"We're seeing utilities take a second look a look at their coal plants, and say, 'You know what? We can save our customers money by bringing some coal units offline sooner, and replacing them with renewable technologies,’” Thomas said.

The 20-year energy plan is expected to be officially filed with the Wyoming Public Service Commission on Oct. 18. The commission will then decide whether or not to acknowledge the proposal.

Lawmakers have already required the company to put coal units up for sale before they're taken offline, in hopes of keeping them running, and keeping workers' paychecks coming.

PacifiCorp has said it will do its best to retrain workers and help communities weather the adjustments. The company has invested $3 billion to tap Wyoming's significant wind resources, projects it says will bring hundreds of construction jobs and millions in tax revenues.

Thomas said the changes in the economics of power generation are putting lawmakers in a tight spot.

"We hope that Wyoming leaders will really focus on helping those communities transition and diversify their economies,” he said.

PacifiCorp has said it's on track to add 1,150 megawatts of new wind power by the end of 2020, and plans to build a new 140-mile Gateway West transmission segment in Wyoming for additional electricity.

The company's plan to generate 354 megawatts in Wyoming from the sun would double the state's current solar output.
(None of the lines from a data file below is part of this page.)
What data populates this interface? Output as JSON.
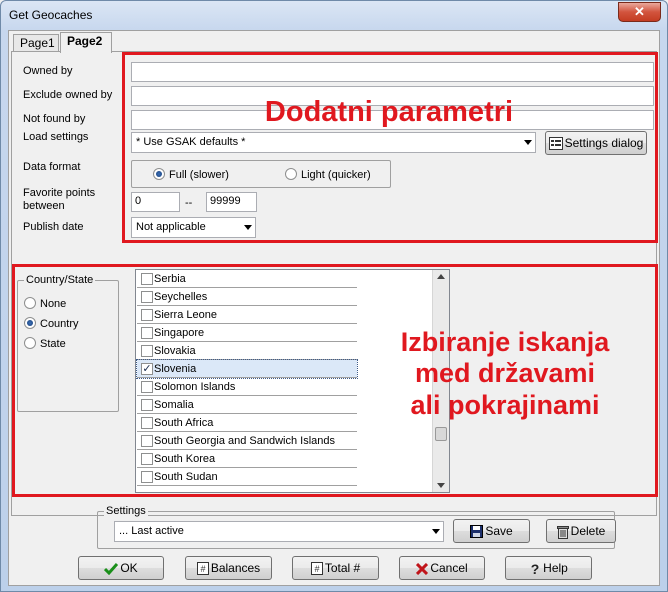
{
  "window": {
    "title": "Get Geocaches",
    "close_glyph": "✕"
  },
  "tabs": [
    {
      "label": "Page1"
    },
    {
      "label": "Page2"
    }
  ],
  "fields": {
    "owned_by": "Owned by",
    "exclude_owned_by": "Exclude owned by",
    "not_found_by": "Not found by",
    "load_settings": "Load settings",
    "load_settings_value": "* Use GSAK defaults *",
    "settings_dialog_button": "Settings dialog",
    "data_format": "Data format",
    "format_full": "Full (slower)",
    "format_light": "Light (quicker)",
    "favorite_points": "Favorite points",
    "favorite_between": "between",
    "fav_min": "0",
    "fav_dash": "--",
    "fav_max": "99999",
    "publish_date": "Publish date",
    "publish_date_value": "Not applicable"
  },
  "country_state": {
    "title": "Country/State",
    "options": [
      "None",
      "Country",
      "State"
    ],
    "selected": "Country"
  },
  "countries": [
    {
      "name": "Serbia",
      "checked": false
    },
    {
      "name": "Seychelles",
      "checked": false
    },
    {
      "name": "Sierra Leone",
      "checked": false
    },
    {
      "name": "Singapore",
      "checked": false
    },
    {
      "name": "Slovakia",
      "checked": false
    },
    {
      "name": "Slovenia",
      "checked": true
    },
    {
      "name": "Solomon Islands",
      "checked": false
    },
    {
      "name": "Somalia",
      "checked": false
    },
    {
      "name": "South Africa",
      "checked": false
    },
    {
      "name": "South Georgia and Sandwich Islands",
      "checked": false
    },
    {
      "name": "South Korea",
      "checked": false
    },
    {
      "name": "South Sudan",
      "checked": false
    }
  ],
  "annotations": {
    "top": "Dodatni parametri",
    "bottom": [
      "Izbiranje iskanja",
      "med državami",
      "ali pokrajinami"
    ]
  },
  "settings_group": {
    "title": "Settings",
    "value": "... Last active",
    "save": "Save",
    "delete": "Delete"
  },
  "bottom_buttons": {
    "ok": "OK",
    "balances": "Balances",
    "total": "Total #",
    "cancel": "Cancel",
    "help": "Help"
  },
  "colors": {
    "annotation_red": "#e0181f",
    "selected_row": "#dbe8f8"
  },
  "icons": [
    "settings-dialog-icon",
    "save-disk-icon",
    "delete-trash-icon",
    "ok-check-icon",
    "balances-icon",
    "total-icon",
    "cancel-x-icon",
    "help-question-icon"
  ]
}
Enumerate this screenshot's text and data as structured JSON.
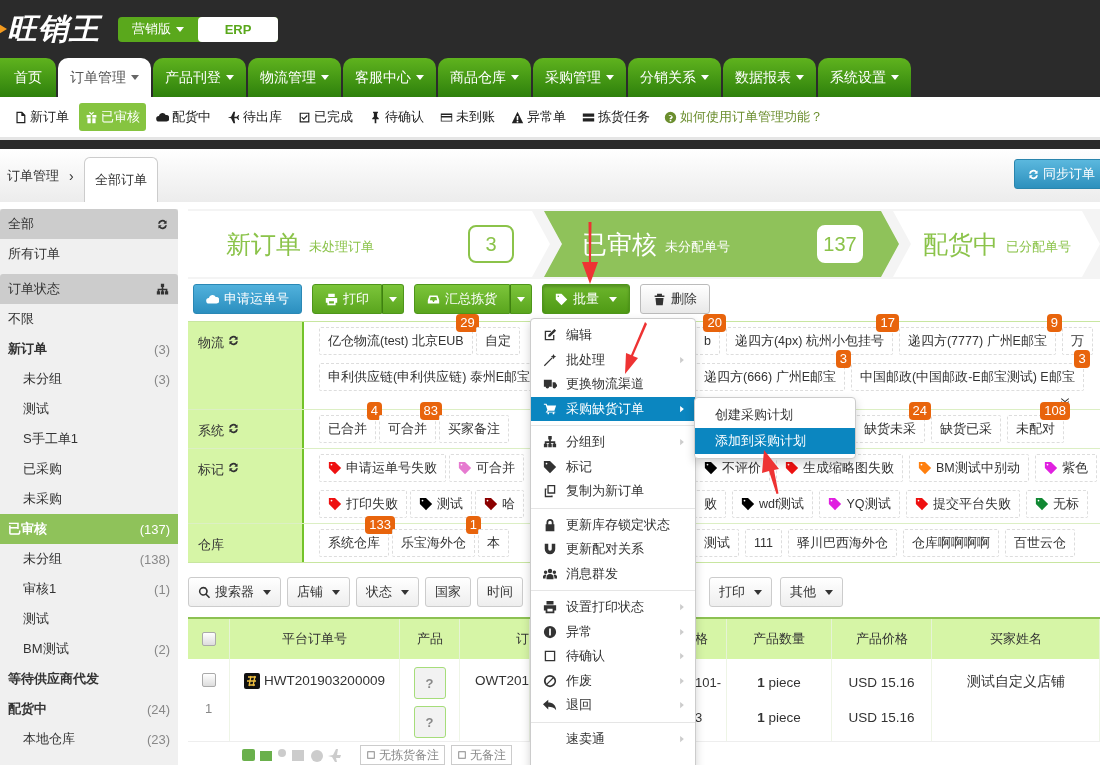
{
  "logo": {
    "text": "旺销王"
  },
  "edition": [
    {
      "label": "营销版",
      "dropdown": true,
      "selected": false
    },
    {
      "label": "ERP",
      "dropdown": false,
      "selected": true
    }
  ],
  "main_nav": [
    {
      "label": "首页",
      "selected": false,
      "dropdown": false
    },
    {
      "label": "订单管理",
      "selected": true,
      "dropdown": true
    },
    {
      "label": "产品刊登",
      "selected": false,
      "dropdown": true
    },
    {
      "label": "物流管理",
      "selected": false,
      "dropdown": true
    },
    {
      "label": "客服中心",
      "selected": false,
      "dropdown": true
    },
    {
      "label": "商品仓库",
      "selected": false,
      "dropdown": true
    },
    {
      "label": "采购管理",
      "selected": false,
      "dropdown": true
    },
    {
      "label": "分销关系",
      "selected": false,
      "dropdown": true
    },
    {
      "label": "数据报表",
      "selected": false,
      "dropdown": true
    },
    {
      "label": "系统设置",
      "selected": false,
      "dropdown": true
    }
  ],
  "sub_nav": [
    {
      "label": "新订单",
      "selected": false
    },
    {
      "label": "已审核",
      "selected": true
    },
    {
      "label": "配货中",
      "selected": false
    },
    {
      "label": "待出库",
      "selected": false
    },
    {
      "label": "已完成",
      "selected": false
    },
    {
      "label": "待确认",
      "selected": false
    },
    {
      "label": "未到账",
      "selected": false
    },
    {
      "label": "异常单",
      "selected": false
    },
    {
      "label": "拣货任务",
      "selected": false
    }
  ],
  "help_link": "如何使用订单管理功能？",
  "breadcrumb": {
    "parent": "订单管理",
    "separator": "›",
    "tab": "全部订单"
  },
  "sync_button": "同步订单",
  "sidebar": [
    {
      "kind": "header",
      "label": "全部"
    },
    {
      "kind": "item",
      "label": "所有订单",
      "selected": false
    },
    {
      "kind": "header",
      "label": "订单状态"
    },
    {
      "kind": "item",
      "label": "不限",
      "selected": false
    },
    {
      "kind": "group",
      "label": "新订单",
      "count": "(3)",
      "selected": false,
      "children": [
        {
          "label": "未分组",
          "count": "(3)",
          "selected": false
        },
        {
          "label": "测试",
          "selected": false
        },
        {
          "label": "S手工单1",
          "selected": false
        },
        {
          "label": "已采购",
          "selected": false
        },
        {
          "label": "未采购",
          "selected": false
        }
      ]
    },
    {
      "kind": "group",
      "label": "已审核",
      "count": "(137)",
      "selected": true,
      "children": [
        {
          "label": "未分组",
          "count": "(138)",
          "selected": false
        },
        {
          "label": "审核1",
          "count": "(1)",
          "selected": false
        },
        {
          "label": "测试",
          "selected": false
        },
        {
          "label": "BM测试",
          "count": "(2)",
          "selected": false
        }
      ]
    },
    {
      "kind": "group",
      "label": "等待供应商代发",
      "selected": false
    },
    {
      "kind": "group",
      "label": "配货中",
      "count": "(24)",
      "selected": false,
      "children": [
        {
          "label": "本地仓库",
          "count": "(23)",
          "selected": false
        }
      ]
    }
  ],
  "steps": [
    {
      "title": "新订单",
      "subtitle": "未处理订单",
      "count": "3",
      "selected": false
    },
    {
      "title": "已审核",
      "subtitle": "未分配单号",
      "count": "137",
      "selected": true
    },
    {
      "title": "配货中",
      "subtitle": "已分配单号",
      "selected": false
    }
  ],
  "actions": [
    {
      "kind": "primary",
      "label": "申请运单号"
    },
    {
      "kind": "split",
      "label": "打印"
    },
    {
      "kind": "split",
      "label": "汇总拣货"
    },
    {
      "kind": "dropdown",
      "label": "批量",
      "expanded": true
    },
    {
      "kind": "plain",
      "label": "删除"
    }
  ],
  "filters": [
    {
      "label": "物流",
      "refreshable": true,
      "collapsible": true,
      "lines": [
        {
          "left": [
            {
              "kind": "plain",
              "label": "亿仓物流(test) 北京EUB",
              "badge": "29"
            },
            {
              "kind": "plain",
              "label": "自定"
            }
          ],
          "right": [
            {
              "kind": "plain",
              "label": "b",
              "badge": "20"
            },
            {
              "kind": "plain",
              "label": "递四方(4px) 杭州小包挂号",
              "badge": "17"
            },
            {
              "kind": "plain",
              "label": "递四方(7777) 广州E邮宝",
              "badge": "9"
            },
            {
              "kind": "plain",
              "label": "万"
            }
          ]
        },
        {
          "left": [
            {
              "kind": "plain",
              "label": "申利供应链(申利供应链) 泰州E邮宝"
            }
          ],
          "right": [
            {
              "kind": "plain",
              "label": "递四方(666) 广州E邮宝",
              "badge": "3"
            },
            {
              "kind": "plain",
              "label": "中国邮政(中国邮政-E邮宝测试) E邮宝",
              "badge": "3"
            }
          ]
        }
      ]
    },
    {
      "label": "系统",
      "refreshable": true,
      "collapsible": false,
      "lines": [
        {
          "left": [
            {
              "kind": "plain",
              "label": "已合并",
              "badge": "4"
            },
            {
              "kind": "plain",
              "label": "可合并",
              "badge": "83"
            },
            {
              "kind": "plain",
              "label": "买家备注"
            }
          ],
          "right": [
            {
              "kind": "plain",
              "label": "缺货未采",
              "badge": "24"
            },
            {
              "kind": "plain",
              "label": "缺货已采"
            },
            {
              "kind": "plain",
              "label": "未配对",
              "badge": "108"
            }
          ]
        }
      ]
    },
    {
      "label": "标记",
      "refreshable": true,
      "collapsible": false,
      "lines": [
        {
          "left": [
            {
              "kind": "tag",
              "label": "申请运单号失败",
              "color": "#ee1111"
            },
            {
              "kind": "tag",
              "label": "可合并",
              "color": "#e67ad0"
            }
          ],
          "right": [
            {
              "kind": "tag",
              "label": "不评价",
              "color": "#000000"
            },
            {
              "kind": "tag",
              "label": "生成缩略图失败",
              "color": "#ee1111"
            },
            {
              "kind": "tag",
              "label": "BM测试中别动",
              "color": "#ff7f0e"
            },
            {
              "kind": "tag",
              "label": "紫色",
              "color": "#e020e0"
            }
          ]
        },
        {
          "left": [
            {
              "kind": "tag",
              "label": "打印失败",
              "color": "#ee1111"
            },
            {
              "kind": "tag",
              "label": "测试",
              "color": "#000000"
            },
            {
              "kind": "tag",
              "label": "哈",
              "color": "#8b0000"
            }
          ],
          "right": [
            {
              "kind": "plain",
              "label": "败"
            },
            {
              "kind": "tag",
              "label": "wdf测试",
              "color": "#000000"
            },
            {
              "kind": "tag",
              "label": "YQ测试",
              "color": "#e020e0"
            },
            {
              "kind": "tag",
              "label": "提交平台失败",
              "color": "#ee1111"
            },
            {
              "kind": "tag",
              "label": "无标",
              "color": "#118833"
            }
          ]
        }
      ]
    },
    {
      "label": "仓库",
      "refreshable": false,
      "collapsible": false,
      "lines": [
        {
          "left": [
            {
              "kind": "plain",
              "label": "系统仓库",
              "badge": "133"
            },
            {
              "kind": "plain",
              "label": "乐宝海外仓",
              "badge": "1"
            },
            {
              "kind": "plain",
              "label": "本"
            }
          ],
          "right": [
            {
              "kind": "plain",
              "label": "测试"
            },
            {
              "kind": "plain",
              "label": "111"
            },
            {
              "kind": "plain",
              "label": "驿川巴西海外仓"
            },
            {
              "kind": "plain",
              "label": "仓库啊啊啊啊"
            },
            {
              "kind": "plain",
              "label": "百世云仓"
            }
          ]
        }
      ]
    }
  ],
  "search_tools": {
    "left": [
      {
        "label": "搜索器",
        "dropdown": true
      },
      {
        "label": "店铺",
        "dropdown": true
      },
      {
        "label": "状态",
        "dropdown": true
      },
      {
        "label": "国家",
        "dropdown": false
      },
      {
        "label": "时间",
        "dropdown": false
      }
    ],
    "right": [
      {
        "label": "打印",
        "dropdown": true
      },
      {
        "label": "其他",
        "dropdown": true
      }
    ]
  },
  "table": {
    "header_checked": false,
    "columns_left": [
      "平台订单号",
      "产品",
      "订"
    ],
    "columns_right": [
      "格",
      "产品数量",
      "产品价格",
      "买家姓名"
    ],
    "rows": [
      {
        "checked": false,
        "index": "1",
        "order_no": "HWT201903200009",
        "products": [
          "?",
          "?"
        ],
        "column_4": "OWT201",
        "column_5": [
          "101-",
          "3"
        ],
        "quantities": [
          "**1** piece",
          "**1** piece"
        ],
        "prices": [
          "USD 15.16",
          "USD 15.16"
        ],
        "buyer": "测试自定义店铺",
        "notes": [
          "无拣货备注",
          "无备注"
        ]
      }
    ]
  },
  "menu": [
    {
      "kind": "item",
      "label": "编辑",
      "submenu": false,
      "selected": false
    },
    {
      "kind": "item",
      "label": "批处理",
      "submenu": true,
      "selected": false
    },
    {
      "kind": "item",
      "label": "更换物流渠道",
      "submenu": false,
      "selected": false
    },
    {
      "kind": "item",
      "label": "采购缺货订单",
      "submenu": true,
      "selected": true
    },
    {
      "kind": "divider"
    },
    {
      "kind": "item",
      "label": "分组到",
      "submenu": true,
      "selected": false
    },
    {
      "kind": "item",
      "label": "标记",
      "submenu": false,
      "selected": false
    },
    {
      "kind": "item",
      "label": "复制为新订单",
      "submenu": false,
      "selected": false
    },
    {
      "kind": "divider"
    },
    {
      "kind": "item",
      "label": "更新库存锁定状态",
      "submenu": false,
      "selected": false
    },
    {
      "kind": "item",
      "label": "更新配对关系",
      "submenu": false,
      "selected": false
    },
    {
      "kind": "item",
      "label": "消息群发",
      "submenu": false,
      "selected": false
    },
    {
      "kind": "divider"
    },
    {
      "kind": "item",
      "label": "设置打印状态",
      "submenu": true,
      "selected": false
    },
    {
      "kind": "item",
      "label": "异常",
      "submenu": true,
      "selected": false
    },
    {
      "kind": "item",
      "label": "待确认",
      "submenu": true,
      "selected": false
    },
    {
      "kind": "item",
      "label": "作废",
      "submenu": true,
      "selected": false
    },
    {
      "kind": "item",
      "label": "退回",
      "submenu": true,
      "selected": false
    },
    {
      "kind": "divider"
    },
    {
      "kind": "item",
      "label": "速卖通",
      "submenu": true,
      "selected": false
    }
  ],
  "submenu": [
    {
      "label": "创建采购计划",
      "selected": false
    },
    {
      "label": "添加到采购计划",
      "selected": true
    }
  ]
}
Disclosure: Sierra Club, Wyoming Chapter contributes to our fund for reporting on Climate Change/Air Quality, Endangered Species & Wildlife, Energy Policy. If you would like to help support news in the public interest, click here.
Eric Galatas, Public News Service - WY